Spring is a great time to see grizzlies as they tend to follow the scent of winter killed carcasses that are mostly found in the valley floors and lower elevations where the animals were living during the winter. In Yellowstone grizzlies are commonly seen in the Lamar valley, Hayden valley, the South entrance, the East entrance and Mt Washburn. In Grand Teton, grizzly activity continues to increase every year providing some of the best bear watching in the area. Watch out for bears on the northern part of Antelope flats, Willow Flats, Pacific Creek and the Moose-Wilson road. As summer progresses the bears will spread out in search of food and some bears will move into the high country to follow prey, find fresh vegetation and for some bears feast on the army cutworm moths that congregate in the high talus slopes to escape the summer heat of the plains below.

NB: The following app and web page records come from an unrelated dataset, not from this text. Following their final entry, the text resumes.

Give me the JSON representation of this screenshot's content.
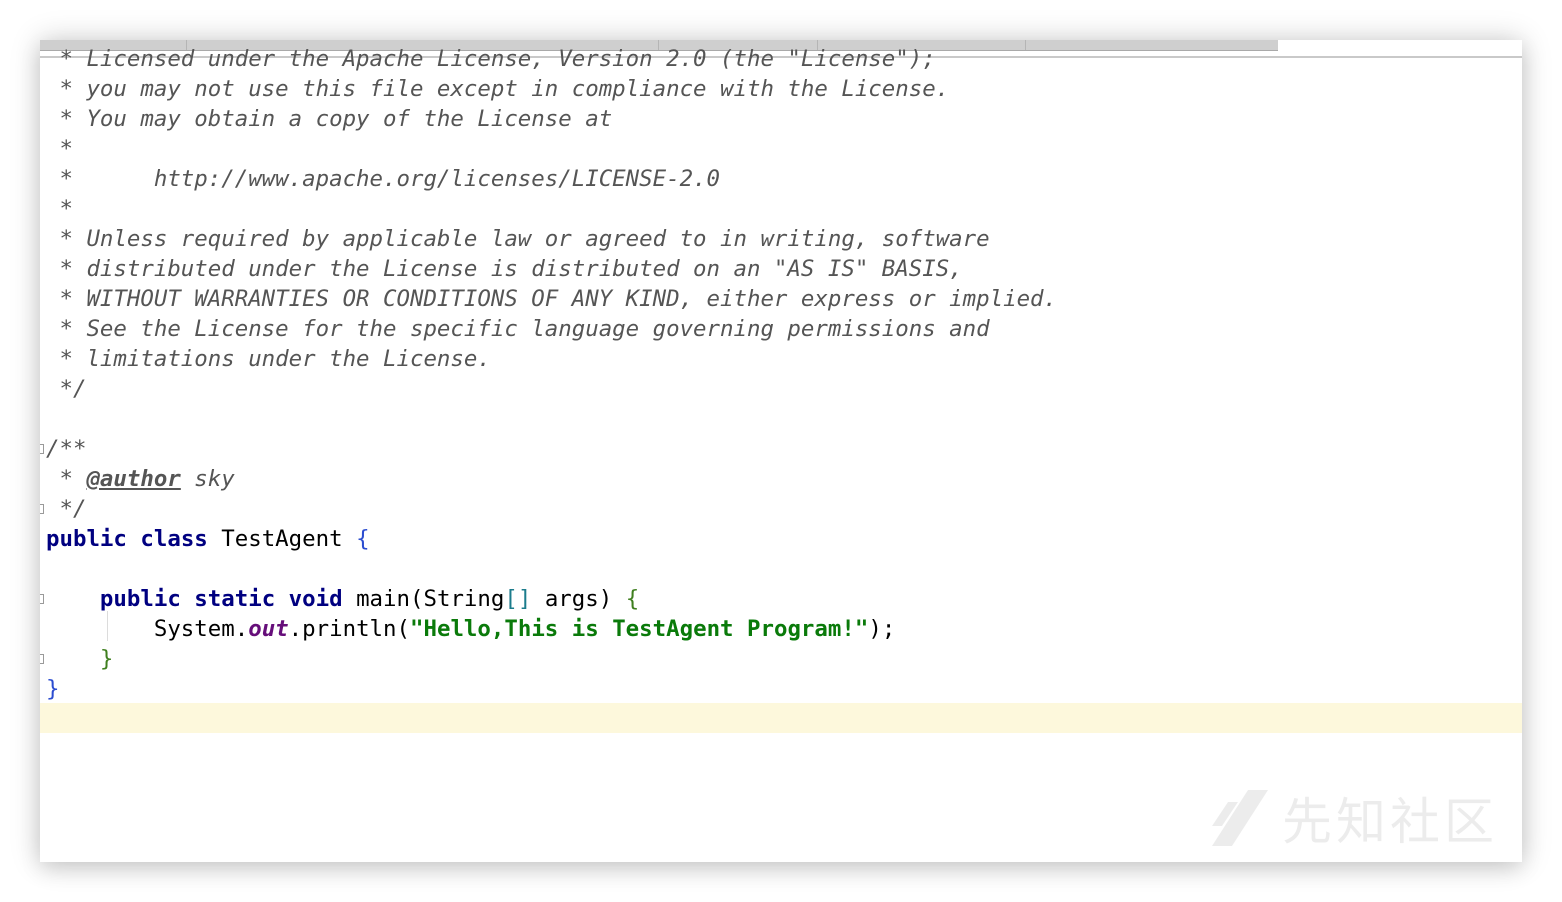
{
  "editor": {
    "header_lines": [
      " * Licensed under the Apache License, Version 2.0 (the \"License\");",
      " * you may not use this file except in compliance with the License.",
      " * You may obtain a copy of the License at",
      " *",
      " *      http://www.apache.org/licenses/LICENSE-2.0",
      " *",
      " * Unless required by applicable law or agreed to in writing, software",
      " * distributed under the License is distributed on an \"AS IS\" BASIS,",
      " * WITHOUT WARRANTIES OR CONDITIONS OF ANY KIND, either express or implied.",
      " * See the License for the specific language governing permissions and",
      " * limitations under the License.",
      " */"
    ],
    "javadoc": {
      "open": "/**",
      "prefix": " * ",
      "author_tag": "@author",
      "author_name": " sky",
      "close": " */"
    },
    "class_decl": {
      "kw_public": "public",
      "kw_class": "class",
      "name": "TestAgent",
      "open_brace": "{"
    },
    "main_decl": {
      "kw_public": "public",
      "kw_static": "static",
      "kw_void": "void",
      "name": "main(String",
      "brackets": "[]",
      "args": " args) ",
      "open_brace": "{"
    },
    "print_stmt": {
      "receiver": "System.",
      "field": "out",
      "call": ".println(",
      "string": "\"Hello,This is TestAgent Program!\"",
      "end": ");"
    },
    "method_close": "}",
    "class_close": "}"
  },
  "watermark": {
    "text": "先知社区",
    "icon": "xianzhi-logo-icon"
  }
}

Remember to keep your distance and never approach wildlife. This is especially true of large carnivores. Not only is it dangerous, it also stresses the animal and can impact their ability to gain enough weight for winter. As a general rule of thumb, if an animal doesn’t have to stop what they are doing or move away from you their stress level is probably low. If you approach too close they will stop what they are doing and watch you. This means they are concerned and should be your warning that you are too close. If wildlife move away from you or especially run away, you have definitely stressed them enough to force their relocation.
In the national parks the legal distance is 100 yards from bears and wolves. This should be considered a minimum distance and might need to be greater depending on the tolerance of the bear you are watching. Be especially aware of smaller sub-adult bears and sows with cubs who might be more aggressive and less tolerant of an audience. Grizzlies can sprint up to 40 miles per hour and accelerate like a sports car so outrunning them is out of the question. When in doubt, give yourself more space for your safety and theirs.
Join us on one of our wildlife safari tours in either Grand Teton or Yellowstone National Parks if you want to learn about, watch and photograph Grizzlies in the wild. Half and Full Day Wildlife Safari Tours in both parks are a great option to see bear in the spring and our Grizzly and Wolf Wildlife Safari Tour and our Top of the World Wildlife Safari Tour are both great itineraries to see bears and wolves from the time they wake up in the spring to late fall!
Happy bear watching!